- What the task requires -
An exact copy of the listing below is the answer, with the pictures removed.

- Input data -
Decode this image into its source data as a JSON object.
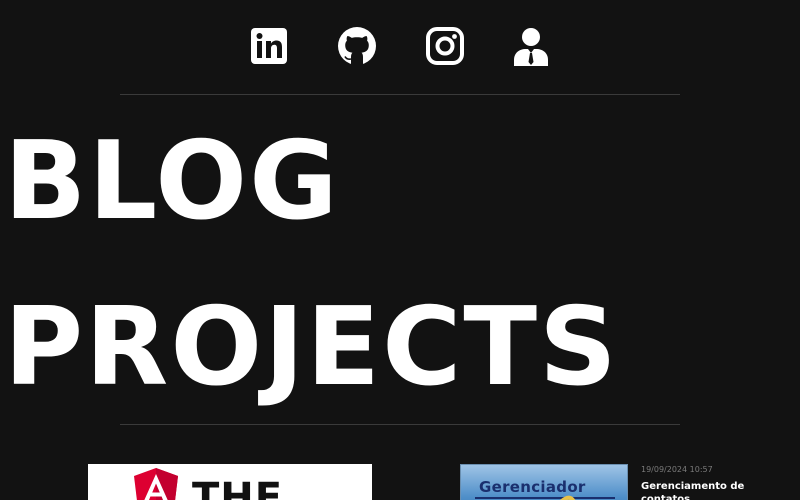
{
  "social": {
    "items": [
      {
        "name": "LinkedIn",
        "icon": "linkedin-icon"
      },
      {
        "name": "GitHub",
        "icon": "github-icon"
      },
      {
        "name": "Instagram",
        "icon": "instagram-icon"
      },
      {
        "name": "About",
        "icon": "user-icon"
      }
    ]
  },
  "hero": {
    "line1": "BLOG",
    "line2": "PROJECTS"
  },
  "posts": [
    {
      "thumbnail_text": "THE",
      "thumbnail_icon": "angular-logo-icon"
    },
    {
      "thumbnail_text": "Gerenciador",
      "date": "19/09/2024 10:57",
      "title": "Gerenciamento de contatos"
    }
  ],
  "colors": {
    "background": "#121212",
    "text": "#ffffff",
    "muted": "#7a7a7a",
    "divider": "#3a3a3a",
    "angular_red": "#dd0031"
  }
}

- Exercise output -
Decode this image into its source data as a JSON object.
{
  "social": {
    "items": [
      {
        "name": "LinkedIn",
        "icon": "linkedin-icon"
      },
      {
        "name": "GitHub",
        "icon": "github-icon"
      },
      {
        "name": "Instagram",
        "icon": "instagram-icon"
      },
      {
        "name": "About",
        "icon": "user-icon"
      }
    ]
  },
  "hero": {
    "line1": "BLOG",
    "line2": "PROJECTS"
  },
  "posts": [
    {
      "thumbnail_text": "THE",
      "thumbnail_icon": "angular-logo-icon"
    },
    {
      "thumbnail_text": "Gerenciador",
      "date": "19/09/2024 10:57",
      "title": "Gerenciamento de contatos"
    }
  ],
  "colors": {
    "background": "#121212",
    "text": "#ffffff",
    "muted": "#7a7a7a",
    "divider": "#3a3a3a",
    "angular_red": "#dd0031"
  }
}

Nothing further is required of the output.